AB - BACKGROUND: Recent studies have suggested that Bacille Calmette-Guerin (BCG) vaccination may have a non-specific beneficial effect on infant survival and that a BCG scar may be associated with lower child mortality. No study has previously examined the influence of BCG vaccination on cause of death. METHODS: Two cohorts (A and B) were used to describe the mortality pattern for children with and without BCG scar and to determine specific causes of death. In cohort A (n = 1813), BCG scar was assessed at 6 months of age and as previously described children with a BCG scar had lower mortality over the next 12 months than children with no BCG scar. In cohort B, 1617 children aged 3 months to 5 years of age had their BCG scar status assessed in a household-based survey and mortality was assessed during a 12-month period. Causes of death were determined by verbal autopsy (VA) and related to BCG scar status in a cause-specific hazard function. RESULTS: Controlling for background factors associated with mortality, there was lower mortality for children with a BCG scar than without in cohort B, the mortality ratio (MR) being 0.45 (95% CI 0.21-0.96). Exclusion of children exposed to TB did not have any impact on the result.
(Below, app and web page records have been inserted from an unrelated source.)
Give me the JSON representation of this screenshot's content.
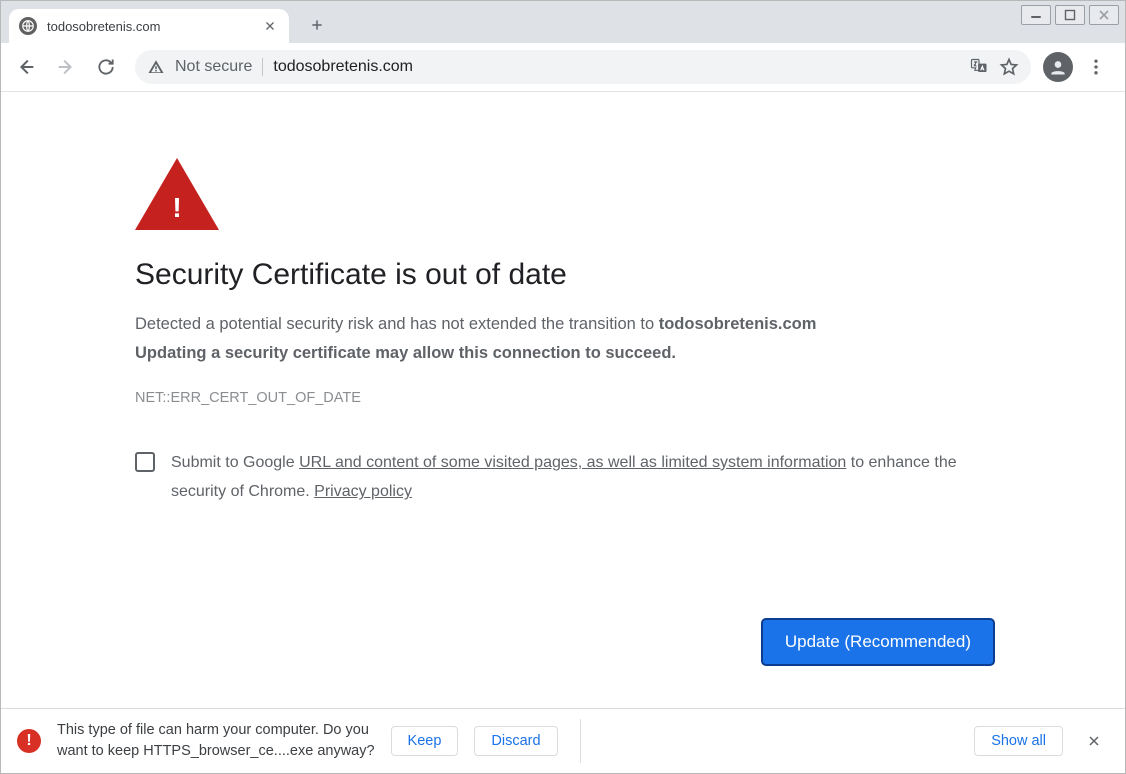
{
  "tab": {
    "title": "todosobretenis.com"
  },
  "toolbar": {
    "security_label": "Not secure",
    "url": "todosobretenis.com"
  },
  "page": {
    "heading": "Security Certificate is out of date",
    "desc_prefix": "Detected a potential security risk and has not extended the transition to ",
    "desc_domain": "todosobretenis.com",
    "desc_bold_line": "Updating a security certificate may allow this connection to succeed.",
    "error_code": "NET::ERR_CERT_OUT_OF_DATE",
    "optin_prefix": "Submit to Google ",
    "optin_link1": "URL and content of some visited pages, as well as limited system information",
    "optin_middle": " to enhance the security of Chrome. ",
    "optin_link2": "Privacy policy",
    "primary_button": "Update (Recommended)"
  },
  "download": {
    "message_line1": "This type of file can harm your computer. Do you",
    "message_line2": "want to keep HTTPS_browser_ce....exe anyway?",
    "keep": "Keep",
    "discard": "Discard",
    "showall": "Show all"
  }
}
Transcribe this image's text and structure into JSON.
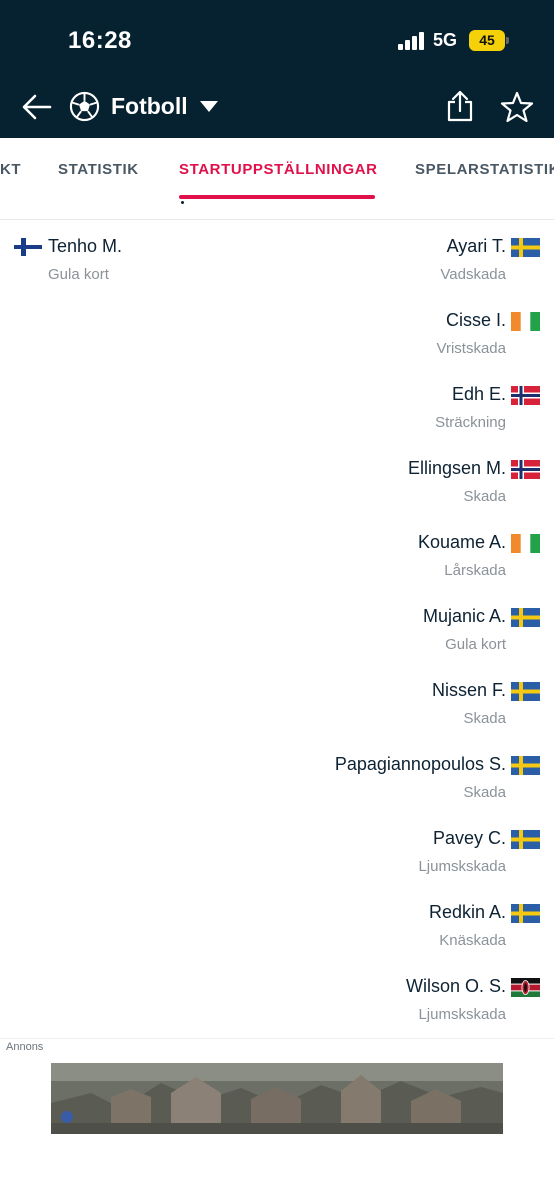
{
  "status_bar": {
    "time": "16:28",
    "network": "5G",
    "battery": "45"
  },
  "nav": {
    "title": "Fotboll"
  },
  "tabs": [
    {
      "label": "KT",
      "active": false
    },
    {
      "label": "STATISTIK",
      "active": false
    },
    {
      "label": "STARTUPPSTÄLLNINGAR",
      "active": true
    },
    {
      "label": "SPELARSTATISTIK",
      "active": false
    }
  ],
  "left_team": [
    {
      "name": "Tenho M.",
      "reason": "Gula kort",
      "flag": "finland"
    }
  ],
  "right_team": [
    {
      "name": "Ayari T.",
      "reason": "Vadskada",
      "flag": "sweden"
    },
    {
      "name": "Cisse I.",
      "reason": "Vristskada",
      "flag": "ivory-coast"
    },
    {
      "name": "Edh E.",
      "reason": "Sträckning",
      "flag": "norway"
    },
    {
      "name": "Ellingsen M.",
      "reason": "Skada",
      "flag": "norway"
    },
    {
      "name": "Kouame A.",
      "reason": "Lårskada",
      "flag": "ivory-coast"
    },
    {
      "name": "Mujanic A.",
      "reason": "Gula kort",
      "flag": "sweden"
    },
    {
      "name": "Nissen F.",
      "reason": "Skada",
      "flag": "sweden"
    },
    {
      "name": "Papagiannopoulos S.",
      "reason": "Skada",
      "flag": "sweden"
    },
    {
      "name": "Pavey C.",
      "reason": "Ljumskskada",
      "flag": "sweden"
    },
    {
      "name": "Redkin A.",
      "reason": "Knäskada",
      "flag": "sweden"
    },
    {
      "name": "Wilson O. S.",
      "reason": "Ljumskskada",
      "flag": "kenya"
    }
  ],
  "ad": {
    "label": "Annons"
  },
  "colors": {
    "header_bg": "#062230",
    "accent": "#e0104a",
    "text": "#0d2233",
    "muted": "#8b9298"
  }
}
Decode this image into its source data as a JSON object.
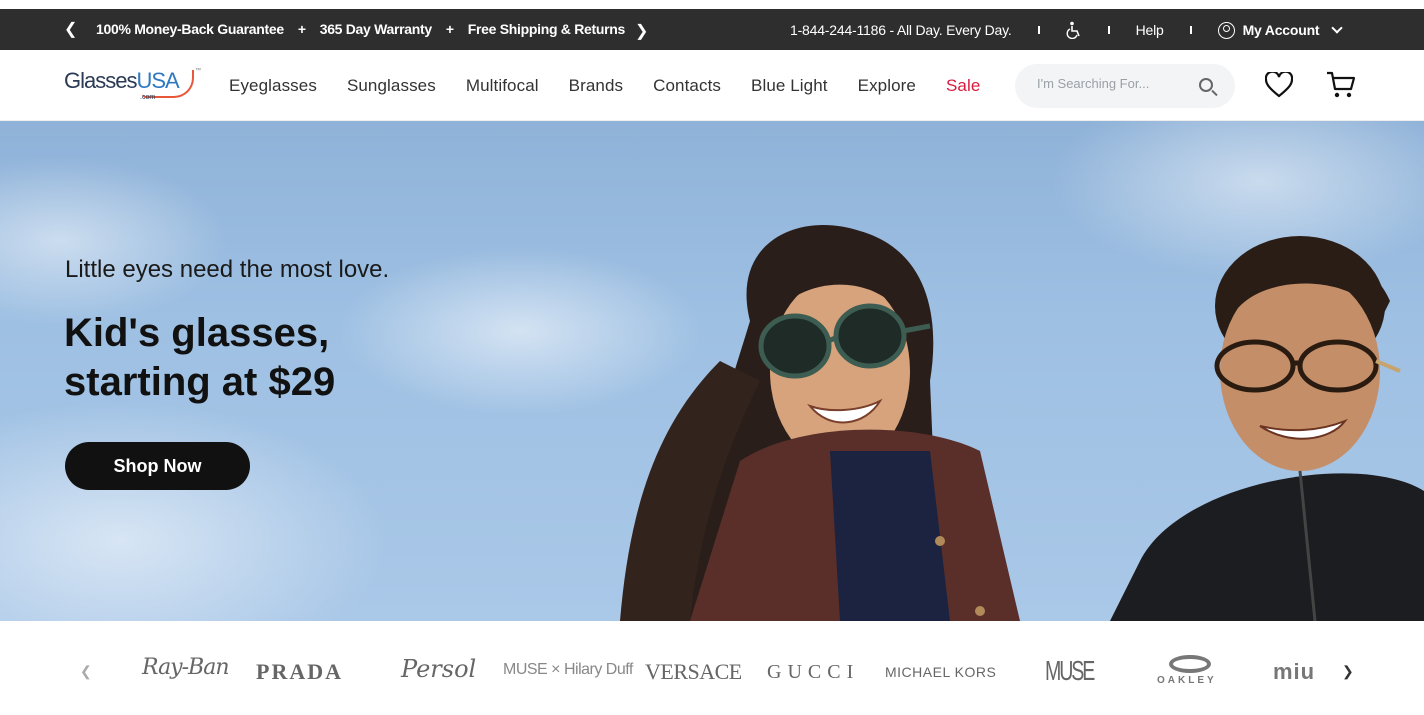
{
  "promo": {
    "messages": [
      "100% Money-Back Guarantee",
      "365 Day Warranty",
      "Free Shipping & Returns"
    ],
    "phone": "1-844-244-1186 - All Day. Every Day.",
    "help": "Help",
    "account": "My Account"
  },
  "header": {
    "logo_part1": "Glasses",
    "logo_part2": "USA",
    "logo_suffix": ".com",
    "logo_tm": "™",
    "nav": [
      "Eyeglasses",
      "Sunglasses",
      "Multifocal",
      "Brands",
      "Contacts",
      "Blue Light",
      "Explore",
      "Sale"
    ],
    "search_placeholder": "I'm Searching For..."
  },
  "hero": {
    "tagline": "Little eyes need the most love.",
    "title_line1": "Kid's glasses,",
    "title_line2": "starting at $29",
    "cta": "Shop Now"
  },
  "brands": {
    "items": [
      "Ray-Ban",
      "PRADA",
      "Persol",
      "MUSE × Hilary Duff",
      "VERSACE",
      "GUCCI",
      "MICHAEL KORS",
      "MUSE",
      "OAKLEY",
      "miu"
    ]
  },
  "colors": {
    "promo_bg": "#2e2e2e",
    "sale": "#d81b3c",
    "cta_bg": "#111111"
  }
}
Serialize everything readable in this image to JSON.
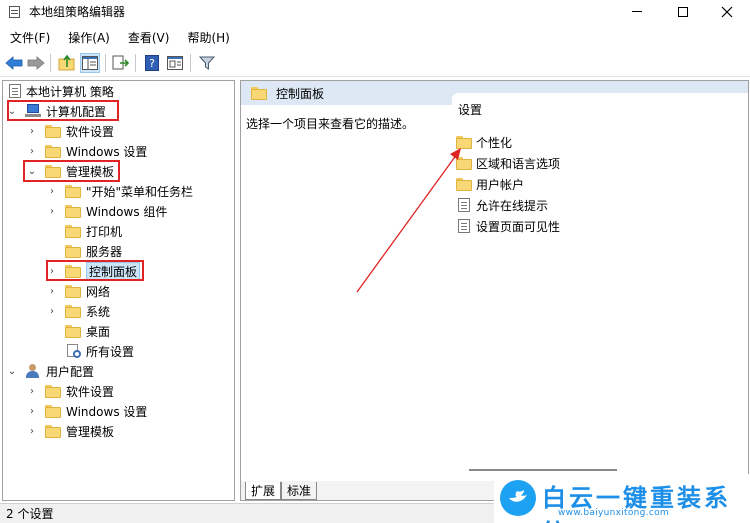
{
  "window": {
    "title": "本地组策略编辑器"
  },
  "menu": {
    "items": [
      "文件(F)",
      "操作(A)",
      "查看(V)",
      "帮助(H)"
    ]
  },
  "toolbar": {
    "buttons": [
      "back-icon",
      "forward-icon",
      "up-folder-icon",
      "show-hide-tree-icon",
      "export-list-icon",
      "help-icon",
      "properties-icon",
      "filter-icon"
    ]
  },
  "tree": {
    "root": "本地计算机 策略",
    "computer_config": "计算机配置",
    "software_settings": "软件设置",
    "windows_settings": "Windows 设置",
    "admin_templates": "管理模板",
    "start_menu": "\"开始\"菜单和任务栏",
    "windows_components": "Windows 组件",
    "printers": "打印机",
    "server": "服务器",
    "control_panel": "控制面板",
    "network": "网络",
    "system": "系统",
    "desktop": "桌面",
    "all_settings": "所有设置",
    "user_config": "用户配置",
    "user_software_settings": "软件设置",
    "user_windows_settings": "Windows 设置",
    "user_admin_templates": "管理模板"
  },
  "right_pane": {
    "header": "控制面板",
    "description": "选择一个项目来查看它的描述。",
    "column_header": "设置",
    "items": [
      {
        "label": "个性化",
        "icon": "folder-icon"
      },
      {
        "label": "区域和语言选项",
        "icon": "folder-icon"
      },
      {
        "label": "用户帐户",
        "icon": "folder-icon"
      },
      {
        "label": "允许在线提示",
        "icon": "policy-setting-icon"
      },
      {
        "label": "设置页面可见性",
        "icon": "policy-setting-icon"
      }
    ],
    "tabs": [
      "扩展",
      "标准"
    ]
  },
  "status": {
    "text": "2 个设置"
  },
  "watermark": {
    "title": "白云一键重装系统",
    "url": "www.baiyunxitong.com"
  },
  "colors": {
    "highlight_box": "#e02424",
    "header_bg": "#dde8f4",
    "selection_bg": "#cce4f7",
    "watermark_blue": "#1d8fe8"
  }
}
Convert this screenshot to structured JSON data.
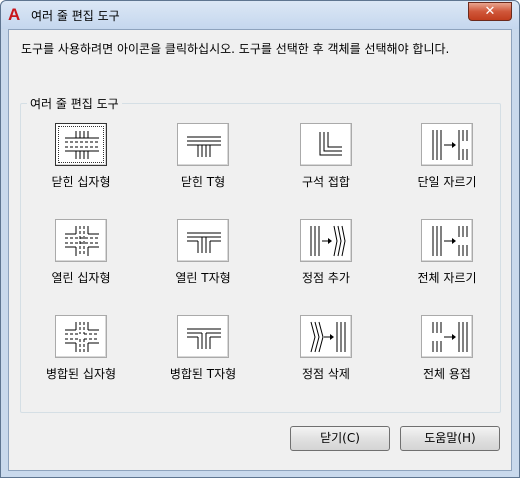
{
  "window": {
    "title": "여러 줄 편집 도구",
    "close_glyph": "✕"
  },
  "instruction": "도구를 사용하려면 아이콘을 클릭하십시오. 도구를 선택한 후 객체를 선택해야 합니다.",
  "group": {
    "label": "여러 줄 편집 도구"
  },
  "tools": [
    {
      "label": "닫힌 십자형",
      "icon": "closed-cross-icon"
    },
    {
      "label": "닫힌 T형",
      "icon": "closed-tee-icon"
    },
    {
      "label": "구석 접합",
      "icon": "corner-joint-icon"
    },
    {
      "label": "단일 자르기",
      "icon": "cut-single-icon"
    },
    {
      "label": "열린 십자형",
      "icon": "open-cross-icon"
    },
    {
      "label": "열린 T자형",
      "icon": "open-tee-icon"
    },
    {
      "label": "정점 추가",
      "icon": "add-vertex-icon"
    },
    {
      "label": "전체 자르기",
      "icon": "cut-all-icon"
    },
    {
      "label": "병합된 십자형",
      "icon": "merged-cross-icon"
    },
    {
      "label": "병합된 T자형",
      "icon": "merged-tee-icon"
    },
    {
      "label": "정점 삭제",
      "icon": "delete-vertex-icon"
    },
    {
      "label": "전체 용접",
      "icon": "weld-all-icon"
    }
  ],
  "buttons": {
    "close": "닫기(C)",
    "help": "도움말(H)"
  }
}
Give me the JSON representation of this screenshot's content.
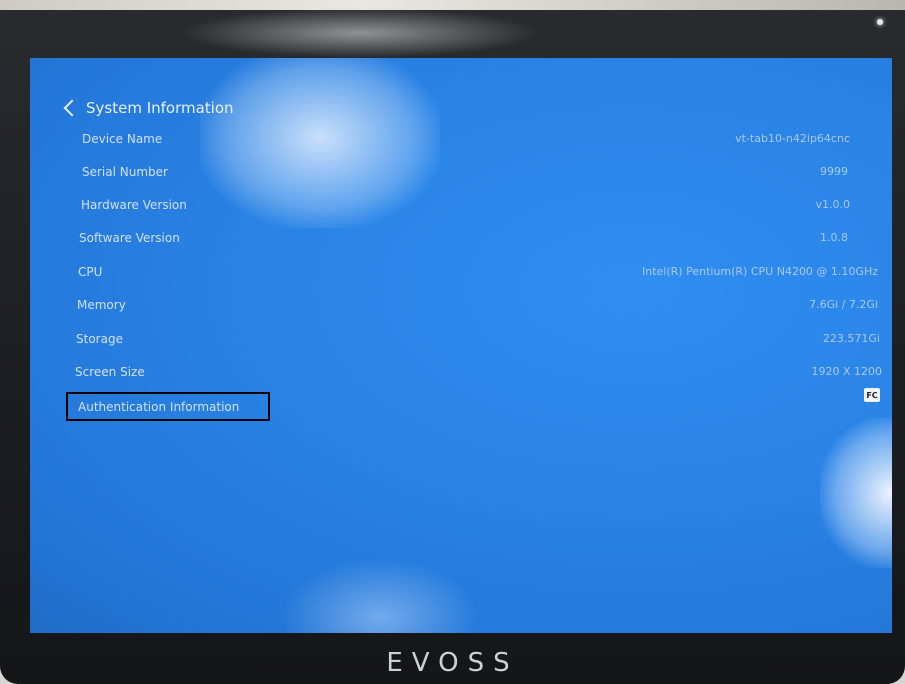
{
  "header": {
    "title": "System Information"
  },
  "info_rows": [
    {
      "label": "Device Name",
      "value": "vt-tab10-n42ip64cnc"
    },
    {
      "label": "Serial Number",
      "value": "9999"
    },
    {
      "label": "Hardware Version",
      "value": "v1.0.0"
    },
    {
      "label": "Software Version",
      "value": "1.0.8"
    },
    {
      "label": "CPU",
      "value": "Intel(R) Pentium(R) CPU N4200 @ 1.10GHz"
    },
    {
      "label": "Memory",
      "value": "7.6Gi / 7.2Gi"
    },
    {
      "label": "Storage",
      "value": "223.571Gi"
    },
    {
      "label": "Screen Size",
      "value": "1920 X 1200"
    }
  ],
  "auth": {
    "label": "Authentication Information",
    "badge": "FC",
    "badge_icon": "fcc-certification-icon"
  },
  "device": {
    "brand": "EVOSS"
  },
  "colors": {
    "screen_blue": "#2a84e6",
    "text_light": "#cfe1f8",
    "value_text": "#a9c9ef",
    "highlight_border": "#000000"
  }
}
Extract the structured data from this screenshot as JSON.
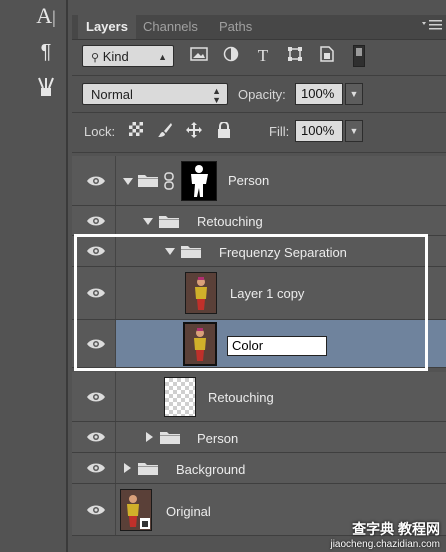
{
  "tools": [
    {
      "name": "type-tool-icon",
      "glyph": "A|"
    },
    {
      "name": "paragraph-icon",
      "glyph": "¶"
    },
    {
      "name": "brushes-icon",
      "glyph": "⚱"
    }
  ],
  "tabs": {
    "layers": "Layers",
    "channels": "Channels",
    "paths": "Paths"
  },
  "filter": {
    "kind": "Kind"
  },
  "blend": {
    "mode": "Normal",
    "opacity_label": "Opacity:",
    "opacity_value": "100%"
  },
  "lock": {
    "label": "Lock:",
    "fill_label": "Fill:",
    "fill_value": "100%"
  },
  "layers": [
    {
      "name": "Person"
    },
    {
      "name": "Retouching"
    },
    {
      "name": "Frequenzy Separation"
    },
    {
      "name": "Layer 1 copy"
    },
    {
      "name": "Color"
    },
    {
      "name": "Retouching"
    },
    {
      "name": "Person"
    },
    {
      "name": "Background"
    },
    {
      "name": "Original"
    }
  ],
  "watermark": {
    "line1": "查字典 教程网",
    "line2": "jiaocheng.chazidian.com"
  },
  "colors": {
    "selected_row": "#6f839d",
    "highlight_border": "#ffffff"
  }
}
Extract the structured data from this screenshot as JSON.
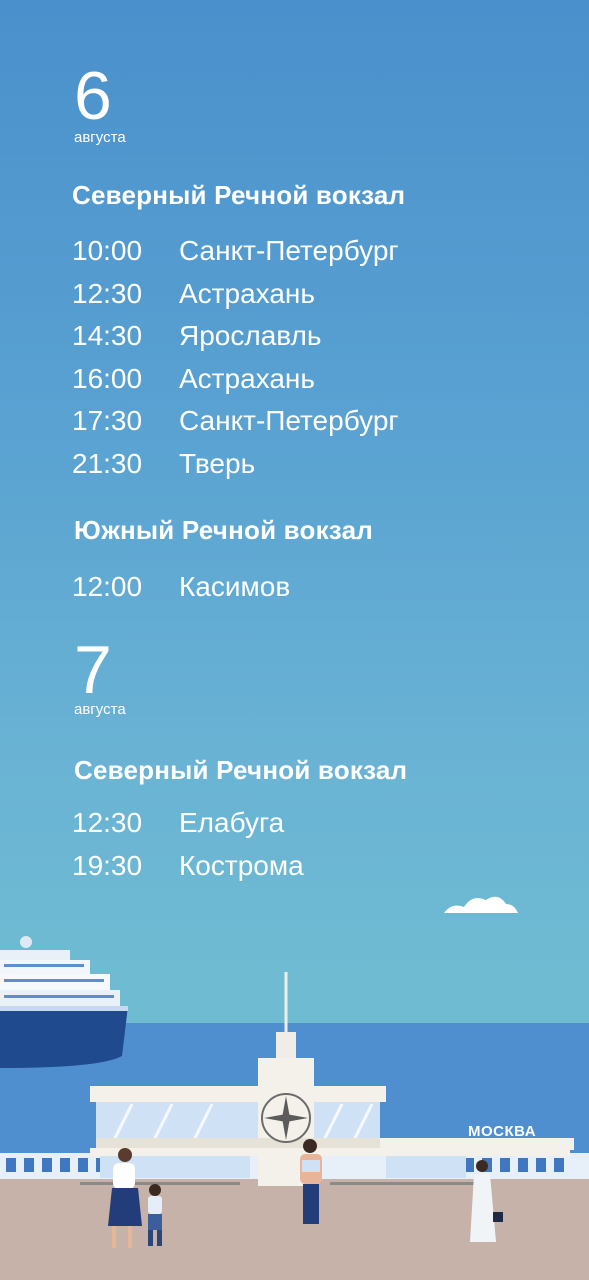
{
  "days": [
    {
      "day": "6",
      "month": "августа",
      "stations": [
        {
          "name": "Северный Речной вокзал",
          "departures": [
            {
              "time": "10:00",
              "destination": "Санкт-Петербург"
            },
            {
              "time": "12:30",
              "destination": "Астрахань"
            },
            {
              "time": "14:30",
              "destination": "Ярославль"
            },
            {
              "time": "16:00",
              "destination": "Астрахань"
            },
            {
              "time": "17:30",
              "destination": "Санкт-Петербург"
            },
            {
              "time": "21:30",
              "destination": "Тверь"
            }
          ]
        },
        {
          "name": "Южный Речной вокзал",
          "departures": [
            {
              "time": "12:00",
              "destination": "Касимов"
            }
          ]
        }
      ]
    },
    {
      "day": "7",
      "month": "августа",
      "stations": [
        {
          "name": "Северный Речной вокзал",
          "departures": [
            {
              "time": "12:30",
              "destination": "Елабуга"
            },
            {
              "time": "19:30",
              "destination": "Кострома"
            }
          ]
        }
      ]
    }
  ],
  "logo": "МОСКВА",
  "colors": {
    "sky_top": "#4a90cc",
    "sky_bottom": "#72c0d0",
    "water": "#4f8fcf",
    "ground": "#c7b2a9",
    "ship_hull": "#1f4a8e",
    "logo_accent": "#d33c4a"
  },
  "illustration": {
    "icons": [
      "cloud-icon",
      "cruise-ship-icon",
      "river-station-icon",
      "compass-rose-icon"
    ]
  }
}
In a combined analysis of cohorts A and B, the MR was 0.43 (95% CI 0.28-0.65) controlling for background factors. There were no large differences in distribution of the five major causes of death (malaria, pneumonia, acute diarrhoea, chronic diarrhoea, and meningitis/encephalitis) according to BCG scar status in the two cohorts. Having a BCG scar significantly reduced the risk of death from malaria [MR 0.32 (95% CI 0.13-0.76)]. CONCLUSIONS: A BCG scar is a marker of better survival among children in countries with high child mortality. BCG vaccination may affect the response to several major infections including malaria.

KW - non-specific effects of vaccines

KW - cause of death

KW - verbal autopsy

KW - infant mortality

KW - BCG

U2 - 10.1093/ije/dyh392

DO - 10.1093/ije/dyh392

M3 - Article

VL - 34

SP - 540

EP - 547

JO - International Journal of Epidemiology

T2 - International Journal of Epidemiology

JF - International Journal of Epidemiology

SN - 1464-3685

IS - 3

ER -